Erstwhile Phillie Mitch Williams is suing his former employer MLB Network for breach of contract wrongful termination and defamation and Gawker Media, the company that owns sports news site Deadspin, for defamation.
Former Phillie Mitch Williams is suing his former employer MLB Network for breach of contract, wrongful termination and defamation and Gawker Media, the company that owns sports news site Deadspin, for defamation, stemming from a story Deadspin reported about Williams' behavior at his 10-year-old son's baseball tournament. The suit was filed in the Superior Court of New Jersey, Camden County.
"We are aware that Mitch Williams has filed a law suit against MLB Network. We have not received it, but we have reviewed the reported claims in the statement issued today by his lawyer and there are inaccuracies included throughout," a spokesman for MLB Network said. "We can confirm that Mitch Williams is no longer an MLB Network analyst. We believe that the behavior he demonstrated at the youth baseball tournament speaks for itself."
Gawker Media has yet to return a statement.

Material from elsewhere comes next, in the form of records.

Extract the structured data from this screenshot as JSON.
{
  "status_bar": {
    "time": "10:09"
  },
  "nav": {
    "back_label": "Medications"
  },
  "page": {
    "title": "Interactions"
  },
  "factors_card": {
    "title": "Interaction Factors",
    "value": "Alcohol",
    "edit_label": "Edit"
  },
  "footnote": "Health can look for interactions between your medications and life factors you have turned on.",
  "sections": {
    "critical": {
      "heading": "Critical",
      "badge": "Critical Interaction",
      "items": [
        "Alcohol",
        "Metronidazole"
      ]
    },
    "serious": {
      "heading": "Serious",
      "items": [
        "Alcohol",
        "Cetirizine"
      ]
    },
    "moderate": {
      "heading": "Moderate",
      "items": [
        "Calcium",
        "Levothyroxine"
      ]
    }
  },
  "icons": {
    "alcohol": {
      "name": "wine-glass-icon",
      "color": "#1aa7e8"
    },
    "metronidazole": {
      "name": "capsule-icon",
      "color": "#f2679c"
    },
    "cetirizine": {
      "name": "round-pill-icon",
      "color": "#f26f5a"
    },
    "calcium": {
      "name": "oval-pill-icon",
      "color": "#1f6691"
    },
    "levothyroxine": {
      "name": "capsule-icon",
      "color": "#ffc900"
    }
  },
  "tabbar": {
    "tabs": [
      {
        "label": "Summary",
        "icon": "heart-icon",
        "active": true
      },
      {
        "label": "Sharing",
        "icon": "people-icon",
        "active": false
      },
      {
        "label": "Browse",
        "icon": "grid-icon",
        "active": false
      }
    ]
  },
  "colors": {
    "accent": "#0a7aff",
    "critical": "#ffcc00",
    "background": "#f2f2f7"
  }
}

On May 11, 2014, Deadspin reported from anonymous sources that Williams was ejected from his child's baseball game for arguing and cursing.
Williams apologized, as ordered by the MLB Network, via Twitter:
Another report followed, including Williams allegedly calling a child a lewd name and ordering a 10-year-old to hit the opposing pitcher. The suit claims there is "both written and video evidence contradicting the false and baseless accusations."
On May 17, after the second Deadspin report, Williams took a leave of absence from the MLB Network, as requested by the network, where he worked as an analyst.
"There are people out there who love to bring down celebrities and the internet provides an incredibly easy and powerful forum to destroy a person's reputation in an instant behind a veil of anonymity," Williams' attorney, Laura C. Mattiacci of employment law firm Console Law Offices, said. "When one's reputation and livelihood are crushed by anonymous 'sources' it is absolutely devastating, but there are legal recourses available."
The suit alleges that on June 13, the MLB Network wanted Williams to sign an ammendment to his contract saying he would no longer attend the sporting events of his five children (or as the suit says, "sign away his rights as a father"), including his 11-year-old autistic son. "As alleged in Mr. Williams' complaint, for an employer to make a job contingent upon signing away your right to be with your children, it is crossing the line," Mattiacci said.
When he refused, Williams said he was fired, losing out in the approximately $2 million balance of his contract, along with positions at mlb.com, the Sports Network and Fox Sports. Williams is seeking damages separately from each party.